    • United States
    • United States Supreme Court
    • April 16, 1975
    ...L.Ed.2d 301 (1968). 15. Taylor v. Hayes, 418 U.S. 488, 501—503, 94 S.Ct. 2697, 2704—2705, 41 L.Ed.2d 897 (1974); Mayberry v. Pennsylvania, 400 U.S. 455, 91 S.Ct. 499, 27 L.Ed.2d 532 (1971); Pickering v. Board of Education, 391 U.S. 563, 578—579, n. 2, 88 S.Ct. 1731, 1739 1740, 20 L.Ed.2d 81......
  • Williams v. Pennsylvania, No. 15–5040.
    • United States
    • United States Supreme Court
    • June 9, 2016
    ...attack upon the integrity of the judge carrying such potential for bias as to require disqualification." Mayberry v. Pennsylvania, 400 U.S. 455, 465–466, 91 S.Ct. 499, 27 L.Ed.2d 532 (1971)(internal quotation marks omitted); see Murchison, 349 U.S., at 139, 75 S.Ct. 623.Prior to this Court'......
  • U.S. v. Bosch, No. 88-5150
    • United States
    • United States Courts of Appeals. United States Court of Appeals (9th Circuit)
    • December 9, 1991
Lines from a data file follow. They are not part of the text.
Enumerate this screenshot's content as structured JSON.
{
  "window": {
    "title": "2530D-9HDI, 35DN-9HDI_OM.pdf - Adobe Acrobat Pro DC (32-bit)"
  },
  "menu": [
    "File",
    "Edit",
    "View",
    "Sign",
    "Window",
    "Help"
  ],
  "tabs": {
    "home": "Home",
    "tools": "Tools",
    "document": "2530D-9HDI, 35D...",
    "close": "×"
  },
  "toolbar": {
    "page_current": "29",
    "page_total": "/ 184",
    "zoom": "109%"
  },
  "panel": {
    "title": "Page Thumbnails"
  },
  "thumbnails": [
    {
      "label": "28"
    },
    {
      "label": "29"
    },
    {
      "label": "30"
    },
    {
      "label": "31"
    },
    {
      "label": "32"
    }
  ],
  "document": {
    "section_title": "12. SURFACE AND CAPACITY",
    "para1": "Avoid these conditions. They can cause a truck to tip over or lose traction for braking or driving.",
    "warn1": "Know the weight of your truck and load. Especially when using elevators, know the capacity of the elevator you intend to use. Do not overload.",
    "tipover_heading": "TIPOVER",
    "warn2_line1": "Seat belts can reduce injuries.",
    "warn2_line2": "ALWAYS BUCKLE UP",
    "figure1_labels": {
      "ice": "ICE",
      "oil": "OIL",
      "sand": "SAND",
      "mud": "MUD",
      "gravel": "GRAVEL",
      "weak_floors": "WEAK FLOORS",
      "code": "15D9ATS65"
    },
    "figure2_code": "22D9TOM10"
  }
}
    ...(per curiam) (quoting Bloom v. Illinois, 391 U.S. 194, 205, 88 S.Ct. 1477, 1484, 20 L.Ed.2d 522 (1968), and Mayberry v. Pennsylvania, 400 U.S. 455, 465, 91 S.Ct. 499, 505, 27 L.Ed.2d 532 Furthermore, in light of the purpose and plain meaning of section 455, the judge's failure to withdraw w......
  • Request a trial to view additional results
2 books & journal articles
  • The Overseas Exchange of Human Rights Jurisprudence: The U.S. Supreme Court in the European Court of Human Rights
    • United States
    • International Criminal Justice Review Nbr. 19-3, September 2009
    • September 1, 2009
    ...Hogan, 378 U.S. 1 (1964).Marckx v. Belgium, 13 June 1979, Series A no. 31.Marsh v. Alabama, 326 U.S. 501 (1946).Mayberry v. Pennsylvania, 400 U.S. 455 (1971).McCleskey v. Kemp, 481 U.S. 279 (1987).McCrudden, C. (2000). A common law of human rights? Transnational judicial conversations on co......
  • The Supreme Court of the United States, 1970-1971
    • United States
    • Political Research Quarterly Nbr. 24-4, December 1971
    • December 1, 1971
    ...term. In answer to the recurring question of the conduct of defendants during trial the Court, in Mayberry v. Pennsylvania (400U.S. 455; 91 S. Ct. 499) with an opinion by Justice Douglas (vote: 9-0), heldthat where the trial judge does not act the instant the contempt is committed heshould ......

VLEX uses login cookies to provide you with a better browsing experience. If you click on 'Accept' or continue browsing this site we consider that you accept our cookie policy. ACCEPT